Please be prepared to provide ANY information ASAP and be prepared to be constantly asked for additional information. Loans are no longer made on Character, one of the old 5 C's of credit. It is gone. An 800 credit score and putting a large amount of money down on a purchase no longer will guarantee you approval. One MUST show sufficient qualified income to get an approval. I suggest getting a pre-approval from you lender before you go to buy your home. A pre-approval checks your income, credit and assets to make sure all is in order to borrow the amount needed for your purchase. However, this is still no guarantee that the home you are buying will get approved. The appraisal could come in low, there could be title issues, your credit score could change, etc. Also, do NOT apply for any new credit, or increased credit to existing accounts, during the application process and avoid job changes during the process. EVERYTHING should remain the same, financially, from application to closing. Any activity in these areas could change the decision, as they re-verify this information before closing.
Refinances are a little more palatable. The process and the amount of days for a decision are the same, but you do not have to deal with contracts from Realtors or Builders or property issues, etc. And if the loan doesn't close for whatever reason, you still have a roof over your head. If you qualify from an income perspective, the biggest issue will be the appraisal providing enough value to get the funds you need or the lower rate you want. You still need plenty of patience.
Mortgage interest rates you hear advertised are for “A” qualifying clients. ALL mortgage lenders have a grid based upon credit score, Loan to Value, and property type. The higher your credit score and the lower your Loan to Value, the better your rate will be. Cash out refinances are also reviewed differently than a purchase. Cash out pertains to any funds that are not paying off a first mortgage loan. So if you are paying off a line of credit or other debts, or cash for any other reason, this is a cash out refinance. Other obstacles are the self-employed borrower, a rental property or a condo unit. The investment property and condo unit receive more review and a higher rate.

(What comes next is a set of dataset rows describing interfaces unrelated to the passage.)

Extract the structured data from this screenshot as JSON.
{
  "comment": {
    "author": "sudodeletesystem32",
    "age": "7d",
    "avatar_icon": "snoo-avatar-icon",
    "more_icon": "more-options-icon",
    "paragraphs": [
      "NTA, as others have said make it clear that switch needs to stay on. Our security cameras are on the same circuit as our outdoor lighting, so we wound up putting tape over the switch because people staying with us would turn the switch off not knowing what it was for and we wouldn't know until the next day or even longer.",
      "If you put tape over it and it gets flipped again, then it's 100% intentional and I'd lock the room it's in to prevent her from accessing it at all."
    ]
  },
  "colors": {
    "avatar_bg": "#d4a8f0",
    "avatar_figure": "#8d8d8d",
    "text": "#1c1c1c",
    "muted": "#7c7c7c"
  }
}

ONE rate does not fit all loan requests.
Patience is needed at every step. The key is dealing with an experienced, qualified mortgage originator and a sound organization behind them.